Arlo enjoyed messing with electronics, in spite of numerous mishaps with electricity.   One memory that stands out is when he was about 11, and I asked him to test some Christmas lights for me.  When he plugged them in, a huge spray of sparks flew out of the socket, sending my brother reeling back with several loud shrieks.
 


On an unrelated note, sparks flew another time, when one of my brothers lit a Piccolo Pete on the kitchen stove, to bring back outside (we had run out of matches!), which went off prematurely on the kitchen floor.  There was a black hole in the tile from then on.
  



Arlo's interests in electronics and radio continued; as an adult, he was a licensed electrician, and radio host for KMUD radio in Humboldt County, California, which he started, and which continues to this day.  Arlo also hosted the "Environment Show", with current news about recycling, clean energy, and environmental issues.  He was instrumental in helping save the Sinkyone Wilderness from massive clear-cutting and development. 
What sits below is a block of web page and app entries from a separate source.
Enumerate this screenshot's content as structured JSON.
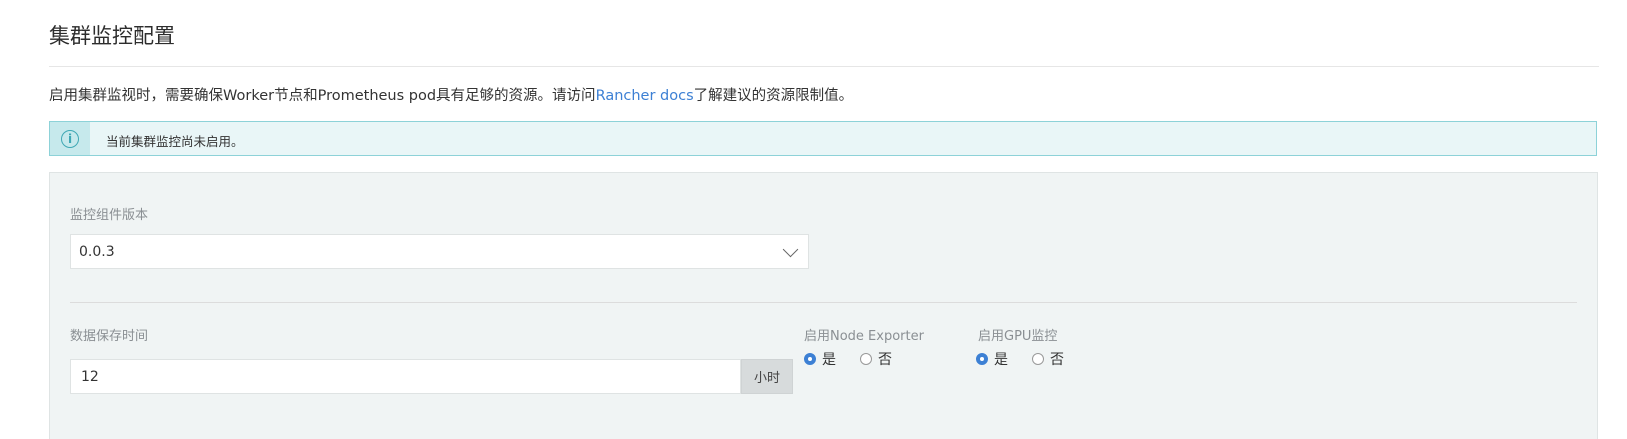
{
  "header": {
    "title": "集群监控配置"
  },
  "description": {
    "before_link": "启用集群监视时，需要确保Worker节点和Prometheus pod具有足够的资源。请访问",
    "link_text": "Rancher docs",
    "after_link": "了解建议的资源限制值。"
  },
  "info_banner": {
    "icon": "info-icon",
    "text": "当前集群监控尚未启用。"
  },
  "form": {
    "version": {
      "label": "监控组件版本",
      "value": "0.0.3"
    },
    "retention": {
      "label": "数据保存时间",
      "value": "12",
      "unit": "小时"
    },
    "node_exporter": {
      "label": "启用Node Exporter",
      "options": [
        "是",
        "否"
      ],
      "selected": "是"
    },
    "gpu_monitoring": {
      "label": "启用GPU监控",
      "options": [
        "是",
        "否"
      ],
      "selected": "是"
    }
  },
  "colors": {
    "accent": "#3d80d4",
    "info_border": "#8dd2d8",
    "info_bg": "#e9f6f7"
  }
}
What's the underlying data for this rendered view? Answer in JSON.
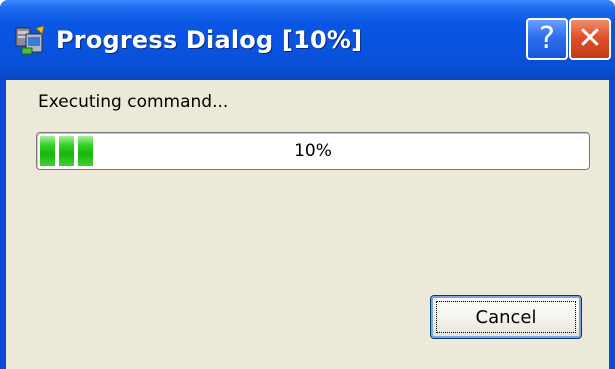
{
  "window": {
    "title": "Progress Dialog [10%]",
    "icons": {
      "app": "app-icon",
      "help": "help-icon",
      "close": "close-icon"
    },
    "help_glyph": "?",
    "close_glyph": "✕"
  },
  "dialog": {
    "status": "Executing command...",
    "progress": {
      "percent_label": "10%",
      "fraction": 0.1
    },
    "cancel_label": "Cancel"
  },
  "colors": {
    "titlebar": "#0853e0",
    "client_bg": "#ece9d8",
    "progress_fill": "#18b40c",
    "close_button": "#e0502a"
  }
}
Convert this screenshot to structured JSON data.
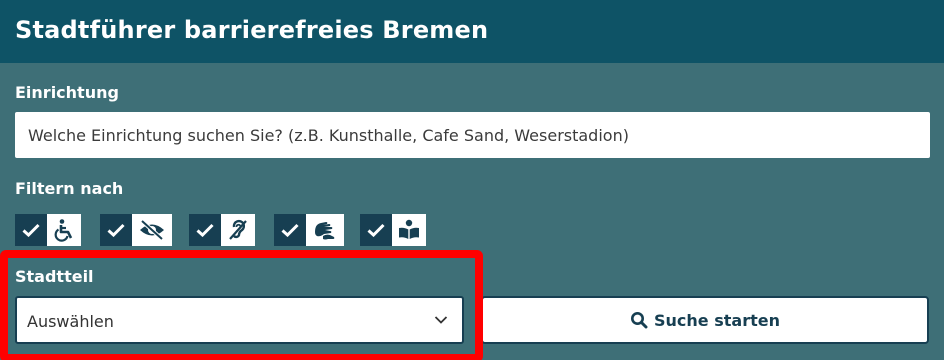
{
  "header": {
    "title": "Stadtführer barrierefreies Bremen"
  },
  "einrichtung": {
    "label": "Einrichtung",
    "placeholder": "Welche Einrichtung suchen Sie? (z.B. Kunsthalle, Cafe Sand, Weserstadion)"
  },
  "filters": {
    "label": "Filtern nach",
    "items": [
      {
        "icon": "wheelchair-icon",
        "checked": true
      },
      {
        "icon": "eye-slash-icon",
        "checked": true
      },
      {
        "icon": "hearing-impaired-icon",
        "checked": true
      },
      {
        "icon": "sign-language-icon",
        "checked": true
      },
      {
        "icon": "easy-reading-book-icon",
        "checked": true
      }
    ]
  },
  "stadtteil": {
    "label": "Stadtteil",
    "selected": "Auswählen"
  },
  "search_button": {
    "label": "Suche starten"
  },
  "colors": {
    "background": "#3e6f77",
    "header": "#0e5366",
    "accent": "#173f52",
    "highlight": "#ff0000"
  }
}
Arlo hosted his own music show, called Random Axxes, for many years.  It didn't hurt that my brother was also a musician, who interviewed many famous musicians and others through the years, on his show.
  Each show had a web page that Arlo built himself. 
 The name of his electrical repairs business website was "Watts Happening". He used Hunter S. Thompson's line: "Electricity is neutral. It doesn't want to kill you, but will, if you give it a chance" on his website and ads. 

Arlo built his own computers, what I called: "Franken-computers", back when most people didn't have them in their homes.  I often wonder what he would be doing today, as he was always ahead of the crowd.  His "spark" of interest as a child led to his vocations and passions.  I think he'd continue to be an advocate of alternative energy, and other ways to protect the planet....as well as continue to be the town electrician, and musician.  For more about Arlo, go here: http://arlohagler.blogspot.com/